The average adult urinates between four and eight times a day and defecates up to twice each day. Still, not all people here have equal access to restrooms. Families with small children, those with disabilities, caretakers of the elderly, and LGBTQ individuals often walk by restrooms thinking “Is it safe to enter?” LGBTQ individuals are especially burdened with harassment and bullying in gender-segregated restrooms.
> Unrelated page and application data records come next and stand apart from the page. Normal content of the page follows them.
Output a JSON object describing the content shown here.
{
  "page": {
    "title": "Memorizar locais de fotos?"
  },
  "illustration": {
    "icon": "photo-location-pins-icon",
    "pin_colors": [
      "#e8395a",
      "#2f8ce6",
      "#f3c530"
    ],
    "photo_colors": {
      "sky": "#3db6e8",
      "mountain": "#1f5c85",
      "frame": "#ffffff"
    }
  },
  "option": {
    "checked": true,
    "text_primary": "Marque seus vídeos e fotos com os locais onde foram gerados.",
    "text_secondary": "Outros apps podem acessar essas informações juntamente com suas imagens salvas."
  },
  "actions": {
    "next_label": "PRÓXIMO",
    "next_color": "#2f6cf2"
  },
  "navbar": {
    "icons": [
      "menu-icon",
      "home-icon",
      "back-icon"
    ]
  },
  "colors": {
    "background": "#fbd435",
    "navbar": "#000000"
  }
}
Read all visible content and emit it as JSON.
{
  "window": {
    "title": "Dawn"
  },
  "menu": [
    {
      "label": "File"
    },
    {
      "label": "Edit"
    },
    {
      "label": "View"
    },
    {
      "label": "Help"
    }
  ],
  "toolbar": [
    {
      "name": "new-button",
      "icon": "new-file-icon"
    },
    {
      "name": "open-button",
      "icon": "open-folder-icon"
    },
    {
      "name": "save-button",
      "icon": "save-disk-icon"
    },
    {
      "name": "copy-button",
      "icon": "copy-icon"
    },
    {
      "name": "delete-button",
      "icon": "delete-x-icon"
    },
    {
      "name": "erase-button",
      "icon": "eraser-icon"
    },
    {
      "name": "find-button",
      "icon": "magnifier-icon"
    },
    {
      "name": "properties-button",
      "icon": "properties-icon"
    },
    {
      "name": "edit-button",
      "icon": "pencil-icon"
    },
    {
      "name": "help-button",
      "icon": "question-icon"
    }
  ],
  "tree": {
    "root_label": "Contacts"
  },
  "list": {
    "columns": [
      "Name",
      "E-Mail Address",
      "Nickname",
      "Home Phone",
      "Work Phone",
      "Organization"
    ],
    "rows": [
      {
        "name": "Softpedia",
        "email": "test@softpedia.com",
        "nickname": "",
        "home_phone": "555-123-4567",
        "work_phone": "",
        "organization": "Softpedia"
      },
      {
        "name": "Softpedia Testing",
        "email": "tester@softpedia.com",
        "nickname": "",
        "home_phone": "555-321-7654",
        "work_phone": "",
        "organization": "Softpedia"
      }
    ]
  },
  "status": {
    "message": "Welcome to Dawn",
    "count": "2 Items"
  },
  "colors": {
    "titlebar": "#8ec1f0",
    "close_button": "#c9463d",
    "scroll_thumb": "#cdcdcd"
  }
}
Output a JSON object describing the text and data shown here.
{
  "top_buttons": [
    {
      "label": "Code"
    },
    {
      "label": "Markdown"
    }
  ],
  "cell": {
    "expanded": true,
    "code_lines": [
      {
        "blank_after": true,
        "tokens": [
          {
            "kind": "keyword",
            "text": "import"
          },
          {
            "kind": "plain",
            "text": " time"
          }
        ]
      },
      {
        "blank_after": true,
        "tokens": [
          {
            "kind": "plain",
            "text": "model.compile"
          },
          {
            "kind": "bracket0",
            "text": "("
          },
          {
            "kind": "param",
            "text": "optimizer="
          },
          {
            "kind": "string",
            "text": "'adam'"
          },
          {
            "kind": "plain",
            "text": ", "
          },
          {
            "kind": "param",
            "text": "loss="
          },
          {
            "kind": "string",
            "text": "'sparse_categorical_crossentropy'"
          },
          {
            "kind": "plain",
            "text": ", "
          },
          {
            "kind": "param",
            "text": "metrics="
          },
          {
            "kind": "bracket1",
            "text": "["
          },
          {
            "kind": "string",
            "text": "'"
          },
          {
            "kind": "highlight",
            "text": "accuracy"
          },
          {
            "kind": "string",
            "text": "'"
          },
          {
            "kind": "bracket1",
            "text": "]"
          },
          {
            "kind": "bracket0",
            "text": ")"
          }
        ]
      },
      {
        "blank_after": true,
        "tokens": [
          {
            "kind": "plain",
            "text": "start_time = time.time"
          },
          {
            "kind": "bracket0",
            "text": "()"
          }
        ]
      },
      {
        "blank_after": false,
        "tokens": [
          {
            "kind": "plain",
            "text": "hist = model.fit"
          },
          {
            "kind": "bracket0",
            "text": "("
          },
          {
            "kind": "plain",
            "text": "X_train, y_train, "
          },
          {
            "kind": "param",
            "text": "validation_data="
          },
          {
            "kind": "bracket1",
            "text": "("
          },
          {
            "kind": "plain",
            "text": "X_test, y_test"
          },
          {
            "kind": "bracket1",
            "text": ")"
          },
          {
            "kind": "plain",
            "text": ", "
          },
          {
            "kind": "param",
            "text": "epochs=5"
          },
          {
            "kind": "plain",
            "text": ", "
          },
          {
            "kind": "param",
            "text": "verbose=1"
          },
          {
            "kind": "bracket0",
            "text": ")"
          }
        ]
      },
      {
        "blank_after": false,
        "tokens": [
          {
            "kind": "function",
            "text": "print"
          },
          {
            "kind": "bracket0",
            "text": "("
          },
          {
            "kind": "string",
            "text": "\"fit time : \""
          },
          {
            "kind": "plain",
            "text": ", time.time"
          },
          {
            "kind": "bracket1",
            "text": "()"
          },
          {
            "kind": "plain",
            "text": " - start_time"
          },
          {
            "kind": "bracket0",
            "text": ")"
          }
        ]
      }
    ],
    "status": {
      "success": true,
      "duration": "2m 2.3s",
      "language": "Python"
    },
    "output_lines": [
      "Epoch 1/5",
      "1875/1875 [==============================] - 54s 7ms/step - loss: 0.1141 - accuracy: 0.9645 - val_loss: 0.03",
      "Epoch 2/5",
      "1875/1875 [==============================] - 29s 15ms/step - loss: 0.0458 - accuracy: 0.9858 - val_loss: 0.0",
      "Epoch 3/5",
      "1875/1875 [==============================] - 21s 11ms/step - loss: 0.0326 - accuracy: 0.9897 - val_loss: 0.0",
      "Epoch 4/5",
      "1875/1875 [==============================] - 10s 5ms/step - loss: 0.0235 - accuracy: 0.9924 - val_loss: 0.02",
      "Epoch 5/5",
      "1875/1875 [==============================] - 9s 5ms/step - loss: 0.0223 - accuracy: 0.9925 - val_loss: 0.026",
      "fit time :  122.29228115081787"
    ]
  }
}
A 2002 San Francisco Human Rights Commission survey found “50 percent of respondents had been harassed or assaulted in a public restroom.”
Read UAW 2865’s report on the current state of the UC, entitled “Towards Mediocrity.”
Sign these petitions in support of specific bargaining demands:
Demand gender-neutral bathrooms.
Details of Bargaining Proposals So Far
Discipline and Dismissal
Key issues of our campaign:
TA / Student ratios
Non-Discrimination in Employment
Eliminate 18 Quarter Rule (12 Semester)
Grievance and Arbitration
Health and Safety
Parking and Transit
Union Access and Rights
Issues that neither side has proposed changes from current contract language:
Defined Contribution Plan
Labor Management Meetings
Management and Academic Rights
Training and Orientation
Workspace and Instructional Support
Description of Duties Form
Summer Session Side letter
Healthcare Committee Side Letter
Other issues on the table:
Employment Files(s) and Evaluations
Panel of Arbitrators